Instructions for the task:
Repeat the entries beneath in their entirety, precisely as given.

Input:
=== Section Start ===

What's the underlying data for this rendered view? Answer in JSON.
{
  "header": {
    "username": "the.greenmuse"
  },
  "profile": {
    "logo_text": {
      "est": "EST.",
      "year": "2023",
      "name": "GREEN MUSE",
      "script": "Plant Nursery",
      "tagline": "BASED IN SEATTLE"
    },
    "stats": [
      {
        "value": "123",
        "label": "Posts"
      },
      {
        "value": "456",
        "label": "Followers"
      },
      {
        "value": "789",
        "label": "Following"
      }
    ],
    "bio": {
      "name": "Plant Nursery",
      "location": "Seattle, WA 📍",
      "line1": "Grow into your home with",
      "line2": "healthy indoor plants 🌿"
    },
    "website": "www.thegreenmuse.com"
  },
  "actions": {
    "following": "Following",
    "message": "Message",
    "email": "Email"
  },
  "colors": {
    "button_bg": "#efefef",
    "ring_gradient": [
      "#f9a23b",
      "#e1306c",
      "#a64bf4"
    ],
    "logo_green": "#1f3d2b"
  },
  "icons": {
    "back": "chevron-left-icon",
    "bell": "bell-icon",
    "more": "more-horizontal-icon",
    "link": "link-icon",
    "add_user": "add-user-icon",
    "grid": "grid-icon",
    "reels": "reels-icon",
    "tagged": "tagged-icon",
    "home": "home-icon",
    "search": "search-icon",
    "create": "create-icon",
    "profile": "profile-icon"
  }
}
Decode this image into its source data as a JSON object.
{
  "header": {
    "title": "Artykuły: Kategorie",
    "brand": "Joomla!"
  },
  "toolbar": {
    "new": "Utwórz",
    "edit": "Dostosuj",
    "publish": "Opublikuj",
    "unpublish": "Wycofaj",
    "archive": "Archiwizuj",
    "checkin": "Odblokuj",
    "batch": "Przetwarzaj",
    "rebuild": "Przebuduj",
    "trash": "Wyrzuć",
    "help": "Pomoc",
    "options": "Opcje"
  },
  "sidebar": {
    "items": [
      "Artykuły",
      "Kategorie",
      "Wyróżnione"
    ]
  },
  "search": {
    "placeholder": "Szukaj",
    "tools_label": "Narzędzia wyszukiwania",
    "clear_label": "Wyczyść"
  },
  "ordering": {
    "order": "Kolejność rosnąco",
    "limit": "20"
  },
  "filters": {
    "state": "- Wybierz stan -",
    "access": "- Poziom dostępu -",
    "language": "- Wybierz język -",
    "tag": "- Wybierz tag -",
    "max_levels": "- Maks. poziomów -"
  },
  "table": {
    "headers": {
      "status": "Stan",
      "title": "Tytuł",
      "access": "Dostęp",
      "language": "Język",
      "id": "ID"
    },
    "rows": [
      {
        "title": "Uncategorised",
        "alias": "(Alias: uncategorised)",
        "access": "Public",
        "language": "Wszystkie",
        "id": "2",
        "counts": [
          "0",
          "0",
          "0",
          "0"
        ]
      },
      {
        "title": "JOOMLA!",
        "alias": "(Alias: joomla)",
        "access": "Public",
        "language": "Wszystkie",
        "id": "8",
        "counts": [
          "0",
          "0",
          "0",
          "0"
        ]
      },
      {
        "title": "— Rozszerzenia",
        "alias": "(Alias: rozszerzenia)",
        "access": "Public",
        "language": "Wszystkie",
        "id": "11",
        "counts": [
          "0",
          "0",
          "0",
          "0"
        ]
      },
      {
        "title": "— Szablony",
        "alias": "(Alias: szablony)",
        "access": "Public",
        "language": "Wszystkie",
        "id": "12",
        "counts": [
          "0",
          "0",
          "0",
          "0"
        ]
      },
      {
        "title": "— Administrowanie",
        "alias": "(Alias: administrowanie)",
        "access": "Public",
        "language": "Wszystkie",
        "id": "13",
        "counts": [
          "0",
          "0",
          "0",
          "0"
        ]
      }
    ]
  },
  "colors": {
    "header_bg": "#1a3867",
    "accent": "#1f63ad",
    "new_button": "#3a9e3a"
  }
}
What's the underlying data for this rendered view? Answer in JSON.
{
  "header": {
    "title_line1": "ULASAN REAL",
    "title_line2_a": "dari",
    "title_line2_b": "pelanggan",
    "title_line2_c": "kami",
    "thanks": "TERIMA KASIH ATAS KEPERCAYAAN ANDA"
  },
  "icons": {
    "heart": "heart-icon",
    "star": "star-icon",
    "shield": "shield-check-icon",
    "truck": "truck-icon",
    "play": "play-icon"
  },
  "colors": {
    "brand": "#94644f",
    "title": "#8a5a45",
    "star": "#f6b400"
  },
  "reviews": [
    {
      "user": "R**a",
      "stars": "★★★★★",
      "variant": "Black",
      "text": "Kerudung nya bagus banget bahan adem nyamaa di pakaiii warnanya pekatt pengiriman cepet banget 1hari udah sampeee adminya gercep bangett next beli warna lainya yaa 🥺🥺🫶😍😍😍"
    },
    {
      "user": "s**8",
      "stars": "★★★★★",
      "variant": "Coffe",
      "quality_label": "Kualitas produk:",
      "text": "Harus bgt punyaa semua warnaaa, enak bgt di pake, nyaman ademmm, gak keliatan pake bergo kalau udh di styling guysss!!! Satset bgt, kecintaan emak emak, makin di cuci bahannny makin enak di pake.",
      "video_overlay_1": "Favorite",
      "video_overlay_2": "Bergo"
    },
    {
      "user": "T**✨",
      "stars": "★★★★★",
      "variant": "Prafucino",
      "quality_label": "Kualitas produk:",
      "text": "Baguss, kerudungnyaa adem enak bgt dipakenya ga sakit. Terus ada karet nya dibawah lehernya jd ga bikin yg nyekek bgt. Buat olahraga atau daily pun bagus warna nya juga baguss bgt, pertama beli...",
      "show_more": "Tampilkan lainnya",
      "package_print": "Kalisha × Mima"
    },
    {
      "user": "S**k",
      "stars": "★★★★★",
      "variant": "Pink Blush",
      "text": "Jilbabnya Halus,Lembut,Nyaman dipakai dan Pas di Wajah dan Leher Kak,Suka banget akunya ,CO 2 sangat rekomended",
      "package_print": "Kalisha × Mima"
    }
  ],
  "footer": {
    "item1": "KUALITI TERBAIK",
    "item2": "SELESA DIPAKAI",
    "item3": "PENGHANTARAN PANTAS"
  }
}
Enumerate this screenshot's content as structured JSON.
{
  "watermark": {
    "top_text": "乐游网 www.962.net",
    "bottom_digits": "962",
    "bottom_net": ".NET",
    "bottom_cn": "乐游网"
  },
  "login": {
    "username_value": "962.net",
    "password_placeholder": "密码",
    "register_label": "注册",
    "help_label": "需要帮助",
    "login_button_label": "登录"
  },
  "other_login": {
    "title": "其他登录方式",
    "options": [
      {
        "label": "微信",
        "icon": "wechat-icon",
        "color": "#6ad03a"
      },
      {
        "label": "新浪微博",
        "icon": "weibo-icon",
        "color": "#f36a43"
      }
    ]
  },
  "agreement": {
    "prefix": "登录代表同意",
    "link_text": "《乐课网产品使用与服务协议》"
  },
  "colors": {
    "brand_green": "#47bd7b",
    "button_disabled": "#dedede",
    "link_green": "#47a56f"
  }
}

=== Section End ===

Problem solution:
What's the underlying data for this rendered view? Answer in JSON.
{
  "header": {
    "username": "the.greenmuse"
  },
  "profile": {
    "logo_text": {
      "est": "EST.",
      "year": "2023",
      "name": "GREEN MUSE",
      "script": "Plant Nursery",
      "tagline": "BASED IN SEATTLE"
    },
    "stats": [
      {
        "value": "123",
        "label": "Posts"
      },
      {
        "value": "456",
        "label": "Followers"
      },
      {
        "value": "789",
        "label": "Following"
      }
    ],
    "bio": {
      "name": "Plant Nursery",
      "location": "Seattle, WA 📍",
      "line1": "Grow into your home with",
      "line2": "healthy indoor plants 🌿"
    },
    "website": "www.thegreenmuse.com"
  },
  "actions": {
    "following": "Following",
    "message": "Message",
    "email": "Email"
  },
  "colors": {
    "button_bg": "#efefef",
    "ring_gradient": [
      "#f9a23b",
      "#e1306c",
      "#a64bf4"
    ],
    "logo_green": "#1f3d2b"
  },
  "icons": {
    "back": "chevron-left-icon",
    "bell": "bell-icon",
    "more": "more-horizontal-icon",
    "link": "link-icon",
    "add_user": "add-user-icon",
    "grid": "grid-icon",
    "reels": "reels-icon",
    "tagged": "tagged-icon",
    "home": "home-icon",
    "search": "search-icon",
    "create": "create-icon",
    "profile": "profile-icon"
  }
}
Decode this image into its source data as a JSON object.
{
  "header": {
    "title": "Artykuły: Kategorie",
    "brand": "Joomla!"
  },
  "toolbar": {
    "new": "Utwórz",
    "edit": "Dostosuj",
    "publish": "Opublikuj",
    "unpublish": "Wycofaj",
    "archive": "Archiwizuj",
    "checkin": "Odblokuj",
    "batch": "Przetwarzaj",
    "rebuild": "Przebuduj",
    "trash": "Wyrzuć",
    "help": "Pomoc",
    "options": "Opcje"
  },
  "sidebar": {
    "items": [
      "Artykuły",
      "Kategorie",
      "Wyróżnione"
    ]
  },
  "search": {
    "placeholder": "Szukaj",
    "tools_label": "Narzędzia wyszukiwania",
    "clear_label": "Wyczyść"
  },
  "ordering": {
    "order": "Kolejność rosnąco",
    "limit": "20"
  },
  "filters": {
    "state": "- Wybierz stan -",
    "access": "- Poziom dostępu -",
    "language": "- Wybierz język -",
    "tag": "- Wybierz tag -",
    "max_levels": "- Maks. poziomów -"
  },
  "table": {
    "headers": {
      "status": "Stan",
      "title": "Tytuł",
      "access": "Dostęp",
      "language": "Język",
      "id": "ID"
    },
    "rows": [
      {
        "title": "Uncategorised",
        "alias": "(Alias: uncategorised)",
        "access": "Public",
        "language": "Wszystkie",
        "id": "2",
        "counts": [
          "0",
          "0",
          "0",
          "0"
        ]
      },
      {
        "title": "JOOMLA!",
        "alias": "(Alias: joomla)",
        "access": "Public",
        "language": "Wszystkie",
        "id": "8",
        "counts": [
          "0",
          "0",
          "0",
          "0"
        ]
      },
      {
        "title": "— Rozszerzenia",
        "alias": "(Alias: rozszerzenia)",
        "access": "Public",
        "language": "Wszystkie",
        "id": "11",
        "counts": [
          "0",
          "0",
          "0",
          "0"
        ]
      },
      {
        "title": "— Szablony",
        "alias": "(Alias: szablony)",
        "access": "Public",
        "language": "Wszystkie",
        "id": "12",
        "counts": [
          "0",
          "0",
          "0",
          "0"
        ]
      },
      {
        "title": "— Administrowanie",
        "alias": "(Alias: administrowanie)",
        "access": "Public",
        "language": "Wszystkie",
        "id": "13",
        "counts": [
          "0",
          "0",
          "0",
          "0"
        ]
      }
    ]
  },
  "colors": {
    "header_bg": "#1a3867",
    "accent": "#1f63ad",
    "new_button": "#3a9e3a"
  }
}
What's the underlying data for this rendered view? Answer in JSON.
{
  "header": {
    "title_line1": "ULASAN REAL",
    "title_line2_a": "dari",
    "title_line2_b": "pelanggan",
    "title_line2_c": "kami",
    "thanks": "TERIMA KASIH ATAS KEPERCAYAAN ANDA"
  },
  "icons": {
    "heart": "heart-icon",
    "star": "star-icon",
    "shield": "shield-check-icon",
    "truck": "truck-icon",
    "play": "play-icon"
  },
  "colors": {
    "brand": "#94644f",
    "title": "#8a5a45",
    "star": "#f6b400"
  },
  "reviews": [
    {
      "user": "R**a",
      "stars": "★★★★★",
      "variant": "Black",
      "text": "Kerudung nya bagus banget bahan adem nyamaa di pakaiii warnanya pekatt pengiriman cepet banget 1hari udah sampeee adminya gercep bangett next beli warna lainya yaa 🥺🥺🫶😍😍😍"
    },
    {
      "user": "s**8",
      "stars": "★★★★★",
      "variant": "Coffe",
      "quality_label": "Kualitas produk:",
      "text": "Harus bgt punyaa semua warnaaa, enak bgt di pake, nyaman ademmm, gak keliatan pake bergo kalau udh di styling guysss!!! Satset bgt, kecintaan emak emak, makin di cuci bahannny makin enak di pake.",
      "video_overlay_1": "Favorite",
      "video_overlay_2": "Bergo"
    },
    {
      "user": "T**✨",
      "stars": "★★★★★",
      "variant": "Prafucino",
      "quality_label": "Kualitas produk:",
      "text": "Baguss, kerudungnyaa adem enak bgt dipakenya ga sakit. Terus ada karet nya dibawah lehernya jd ga bikin yg nyekek bgt. Buat olahraga atau daily pun bagus warna nya juga baguss bgt, pertama beli...",
      "show_more": "Tampilkan lainnya",
      "package_print": "Kalisha × Mima"
    },
    {
      "user": "S**k",
      "stars": "★★★★★",
      "variant": "Pink Blush",
      "text": "Jilbabnya Halus,Lembut,Nyaman dipakai dan Pas di Wajah dan Leher Kak,Suka banget akunya ,CO 2 sangat rekomended",
      "package_print": "Kalisha × Mima"
    }
  ],
  "footer": {
    "item1": "KUALITI TERBAIK",
    "item2": "SELESA DIPAKAI",
    "item3": "PENGHANTARAN PANTAS"
  }
}
Enumerate this screenshot's content as structured JSON.
{
  "watermark": {
    "top_text": "乐游网 www.962.net",
    "bottom_digits": "962",
    "bottom_net": ".NET",
    "bottom_cn": "乐游网"
  },
  "login": {
    "username_value": "962.net",
    "password_placeholder": "密码",
    "register_label": "注册",
    "help_label": "需要帮助",
    "login_button_label": "登录"
  },
  "other_login": {
    "title": "其他登录方式",
    "options": [
      {
        "label": "微信",
        "icon": "wechat-icon",
        "color": "#6ad03a"
      },
      {
        "label": "新浪微博",
        "icon": "weibo-icon",
        "color": "#f36a43"
      }
    ]
  },
  "agreement": {
    "prefix": "登录代表同意",
    "link_text": "《乐课网产品使用与服务协议》"
  },
  "colors": {
    "brand_green": "#47bd7b",
    "button_disabled": "#dedede",
    "link_green": "#47a56f"
  }
}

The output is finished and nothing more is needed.